▶ _Exercise goal_:
Only those lines from the one with "What data populates" through the last line of the material belong in the answer, each repeated exactly.

::::

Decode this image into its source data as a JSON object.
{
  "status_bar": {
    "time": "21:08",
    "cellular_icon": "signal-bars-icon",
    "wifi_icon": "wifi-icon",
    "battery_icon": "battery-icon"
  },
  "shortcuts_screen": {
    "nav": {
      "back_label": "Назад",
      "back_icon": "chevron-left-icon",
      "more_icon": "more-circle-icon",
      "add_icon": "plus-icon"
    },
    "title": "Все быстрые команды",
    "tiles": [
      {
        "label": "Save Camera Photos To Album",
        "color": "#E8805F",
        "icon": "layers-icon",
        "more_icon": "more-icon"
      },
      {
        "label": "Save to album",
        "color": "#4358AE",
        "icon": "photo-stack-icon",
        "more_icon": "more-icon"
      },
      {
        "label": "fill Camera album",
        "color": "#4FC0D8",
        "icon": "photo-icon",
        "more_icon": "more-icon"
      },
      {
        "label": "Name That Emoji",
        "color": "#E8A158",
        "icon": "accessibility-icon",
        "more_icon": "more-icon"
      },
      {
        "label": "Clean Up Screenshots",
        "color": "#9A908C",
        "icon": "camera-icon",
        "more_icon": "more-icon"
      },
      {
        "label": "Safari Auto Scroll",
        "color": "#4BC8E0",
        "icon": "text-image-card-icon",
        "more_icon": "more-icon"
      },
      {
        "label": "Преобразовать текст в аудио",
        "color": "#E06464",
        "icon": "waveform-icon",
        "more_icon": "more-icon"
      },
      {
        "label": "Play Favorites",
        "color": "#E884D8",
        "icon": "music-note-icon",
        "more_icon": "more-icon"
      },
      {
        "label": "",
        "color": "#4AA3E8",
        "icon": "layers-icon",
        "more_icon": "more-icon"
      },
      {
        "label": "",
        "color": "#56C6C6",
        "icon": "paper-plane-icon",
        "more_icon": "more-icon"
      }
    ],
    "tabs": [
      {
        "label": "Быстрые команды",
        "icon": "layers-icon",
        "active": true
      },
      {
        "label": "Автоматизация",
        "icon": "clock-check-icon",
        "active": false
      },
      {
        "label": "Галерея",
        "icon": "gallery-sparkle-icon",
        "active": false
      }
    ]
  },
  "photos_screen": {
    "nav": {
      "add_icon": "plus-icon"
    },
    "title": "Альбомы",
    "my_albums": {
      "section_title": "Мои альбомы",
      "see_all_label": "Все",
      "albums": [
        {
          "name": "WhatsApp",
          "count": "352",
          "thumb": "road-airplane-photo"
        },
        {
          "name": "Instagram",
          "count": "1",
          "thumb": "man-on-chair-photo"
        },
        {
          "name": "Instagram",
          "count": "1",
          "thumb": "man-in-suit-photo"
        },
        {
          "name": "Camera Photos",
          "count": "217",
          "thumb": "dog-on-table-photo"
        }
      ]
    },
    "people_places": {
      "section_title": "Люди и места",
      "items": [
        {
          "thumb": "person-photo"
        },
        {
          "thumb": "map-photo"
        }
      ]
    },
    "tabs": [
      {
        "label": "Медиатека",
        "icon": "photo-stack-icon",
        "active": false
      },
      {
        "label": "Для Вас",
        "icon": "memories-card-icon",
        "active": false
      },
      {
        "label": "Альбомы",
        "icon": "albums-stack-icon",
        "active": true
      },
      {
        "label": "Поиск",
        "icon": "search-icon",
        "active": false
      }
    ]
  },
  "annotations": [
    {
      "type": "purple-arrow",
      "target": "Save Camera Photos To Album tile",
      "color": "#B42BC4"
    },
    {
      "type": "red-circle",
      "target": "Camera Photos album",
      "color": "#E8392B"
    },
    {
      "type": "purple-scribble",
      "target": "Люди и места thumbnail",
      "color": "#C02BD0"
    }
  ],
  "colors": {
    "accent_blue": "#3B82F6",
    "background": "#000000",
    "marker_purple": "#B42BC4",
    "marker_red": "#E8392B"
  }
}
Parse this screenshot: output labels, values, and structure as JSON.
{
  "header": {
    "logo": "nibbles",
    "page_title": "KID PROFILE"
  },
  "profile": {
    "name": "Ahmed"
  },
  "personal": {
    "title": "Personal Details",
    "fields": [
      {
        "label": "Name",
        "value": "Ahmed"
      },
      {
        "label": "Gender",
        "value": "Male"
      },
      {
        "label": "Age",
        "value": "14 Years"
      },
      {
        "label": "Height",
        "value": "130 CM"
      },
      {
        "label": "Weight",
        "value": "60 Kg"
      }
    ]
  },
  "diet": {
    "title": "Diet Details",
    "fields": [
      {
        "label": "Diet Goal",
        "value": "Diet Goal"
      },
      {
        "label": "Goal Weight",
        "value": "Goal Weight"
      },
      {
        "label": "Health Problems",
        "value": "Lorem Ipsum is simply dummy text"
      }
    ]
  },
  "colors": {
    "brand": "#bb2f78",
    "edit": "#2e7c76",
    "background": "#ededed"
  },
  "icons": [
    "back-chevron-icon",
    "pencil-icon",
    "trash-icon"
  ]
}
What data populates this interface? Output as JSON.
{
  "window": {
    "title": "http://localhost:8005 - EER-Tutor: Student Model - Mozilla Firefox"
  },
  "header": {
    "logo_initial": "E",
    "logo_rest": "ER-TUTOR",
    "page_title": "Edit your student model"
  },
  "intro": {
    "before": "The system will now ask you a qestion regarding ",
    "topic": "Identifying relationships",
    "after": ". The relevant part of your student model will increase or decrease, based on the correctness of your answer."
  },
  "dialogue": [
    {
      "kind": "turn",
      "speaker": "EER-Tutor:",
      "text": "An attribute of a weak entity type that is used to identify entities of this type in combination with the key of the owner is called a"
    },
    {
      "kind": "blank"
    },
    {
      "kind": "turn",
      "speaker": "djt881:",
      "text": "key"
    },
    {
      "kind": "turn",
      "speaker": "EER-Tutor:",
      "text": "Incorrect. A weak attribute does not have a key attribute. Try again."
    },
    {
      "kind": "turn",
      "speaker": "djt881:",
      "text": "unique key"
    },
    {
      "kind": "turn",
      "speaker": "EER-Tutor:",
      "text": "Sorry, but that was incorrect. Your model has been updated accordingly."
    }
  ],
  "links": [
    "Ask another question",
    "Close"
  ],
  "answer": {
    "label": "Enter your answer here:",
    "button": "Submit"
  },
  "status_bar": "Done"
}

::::

▶ _Solution_:
What data populates this interface? Output as JSON.
{
  "window": {
    "title": "http://localhost:8005 - EER-Tutor: Student Model - Mozilla Firefox"
  },
  "header": {
    "logo_initial": "E",
    "logo_rest": "ER-TUTOR",
    "page_title": "Edit your student model"
  },
  "intro": {
    "before": "The system will now ask you a qestion regarding ",
    "topic": "Identifying relationships",
    "after": ". The relevant part of your student model will increase or decrease, based on the correctness of your answer."
  },
  "dialogue": [
    {
      "kind": "turn",
      "speaker": "EER-Tutor:",
      "text": "An attribute of a weak entity type that is used to identify entities of this type in combination with the key of the owner is called a"
    },
    {
      "kind": "blank"
    },
    {
      "kind": "turn",
      "speaker": "djt881:",
      "text": "key"
    },
    {
      "kind": "turn",
      "speaker": "EER-Tutor:",
      "text": "Incorrect. A weak attribute does not have a key attribute. Try again."
    },
    {
      "kind": "turn",
      "speaker": "djt881:",
      "text": "unique key"
    },
    {
      "kind": "turn",
      "speaker": "EER-Tutor:",
      "text": "Sorry, but that was incorrect. Your model has been updated accordingly."
    }
  ],
  "links": [
    "Ask another question",
    "Close"
  ],
  "answer": {
    "label": "Enter your answer here:",
    "button": "Submit"
  },
  "status_bar": "Done"
}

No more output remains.